→ **Web page and app entries**:
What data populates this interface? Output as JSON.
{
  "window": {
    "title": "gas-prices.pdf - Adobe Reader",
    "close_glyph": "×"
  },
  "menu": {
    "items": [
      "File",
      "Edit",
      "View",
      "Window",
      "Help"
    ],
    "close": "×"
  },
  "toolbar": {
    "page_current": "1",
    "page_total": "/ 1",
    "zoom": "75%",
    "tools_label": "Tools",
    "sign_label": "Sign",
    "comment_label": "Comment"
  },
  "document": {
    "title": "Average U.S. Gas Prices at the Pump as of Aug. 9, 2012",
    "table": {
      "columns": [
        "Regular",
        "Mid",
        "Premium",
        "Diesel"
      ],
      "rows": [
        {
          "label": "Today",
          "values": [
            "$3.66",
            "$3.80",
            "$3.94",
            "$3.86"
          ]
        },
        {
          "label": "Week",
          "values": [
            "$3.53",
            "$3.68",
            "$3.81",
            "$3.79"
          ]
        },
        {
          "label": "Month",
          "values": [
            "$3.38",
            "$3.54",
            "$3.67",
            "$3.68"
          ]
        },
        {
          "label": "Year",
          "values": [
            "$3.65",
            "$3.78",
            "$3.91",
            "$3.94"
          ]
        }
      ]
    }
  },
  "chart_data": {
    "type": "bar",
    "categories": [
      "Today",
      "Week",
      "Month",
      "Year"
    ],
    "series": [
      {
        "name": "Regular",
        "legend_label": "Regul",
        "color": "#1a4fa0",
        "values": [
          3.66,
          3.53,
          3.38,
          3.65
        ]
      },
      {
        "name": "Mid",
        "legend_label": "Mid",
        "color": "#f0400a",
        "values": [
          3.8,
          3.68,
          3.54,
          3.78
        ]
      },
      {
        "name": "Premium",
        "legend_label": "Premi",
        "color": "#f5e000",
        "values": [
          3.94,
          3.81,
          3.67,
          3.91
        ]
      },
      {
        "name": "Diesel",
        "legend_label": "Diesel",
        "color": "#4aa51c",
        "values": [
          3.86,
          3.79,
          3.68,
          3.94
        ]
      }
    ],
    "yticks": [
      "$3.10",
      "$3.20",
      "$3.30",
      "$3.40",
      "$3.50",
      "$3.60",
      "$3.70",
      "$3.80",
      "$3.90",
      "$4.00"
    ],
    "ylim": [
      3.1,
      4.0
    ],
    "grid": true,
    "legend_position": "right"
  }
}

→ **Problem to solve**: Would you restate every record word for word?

→ **Answer to this exercise**:
What data populates this interface? Output as JSON.
{
  "window": {
    "title": "gas-prices.pdf - Adobe Reader",
    "close_glyph": "×"
  },
  "menu": {
    "items": [
      "File",
      "Edit",
      "View",
      "Window",
      "Help"
    ],
    "close": "×"
  },
  "toolbar": {
    "page_current": "1",
    "page_total": "/ 1",
    "zoom": "75%",
    "tools_label": "Tools",
    "sign_label": "Sign",
    "comment_label": "Comment"
  },
  "document": {
    "title": "Average U.S. Gas Prices at the Pump as of Aug. 9, 2012",
    "table": {
      "columns": [
        "Regular",
        "Mid",
        "Premium",
        "Diesel"
      ],
      "rows": [
        {
          "label": "Today",
          "values": [
            "$3.66",
            "$3.80",
            "$3.94",
            "$3.86"
          ]
        },
        {
          "label": "Week",
          "values": [
            "$3.53",
            "$3.68",
            "$3.81",
            "$3.79"
          ]
        },
        {
          "label": "Month",
          "values": [
            "$3.38",
            "$3.54",
            "$3.67",
            "$3.68"
          ]
        },
        {
          "label": "Year",
          "values": [
            "$3.65",
            "$3.78",
            "$3.91",
            "$3.94"
          ]
        }
      ]
    }
  },
  "chart_data": {
    "type": "bar",
    "categories": [
      "Today",
      "Week",
      "Month",
      "Year"
    ],
    "series": [
      {
        "name": "Regular",
        "legend_label": "Regul",
        "color": "#1a4fa0",
        "values": [
          3.66,
          3.53,
          3.38,
          3.65
        ]
      },
      {
        "name": "Mid",
        "legend_label": "Mid",
        "color": "#f0400a",
        "values": [
          3.8,
          3.68,
          3.54,
          3.78
        ]
      },
      {
        "name": "Premium",
        "legend_label": "Premi",
        "color": "#f5e000",
        "values": [
          3.94,
          3.81,
          3.67,
          3.91
        ]
      },
      {
        "name": "Diesel",
        "legend_label": "Diesel",
        "color": "#4aa51c",
        "values": [
          3.86,
          3.79,
          3.68,
          3.94
        ]
      }
    ],
    "yticks": [
      "$3.10",
      "$3.20",
      "$3.30",
      "$3.40",
      "$3.50",
      "$3.60",
      "$3.70",
      "$3.80",
      "$3.90",
      "$4.00"
    ],
    "ylim": [
      3.1,
      4.0
    ],
    "grid": true,
    "legend_position": "right"
  }
}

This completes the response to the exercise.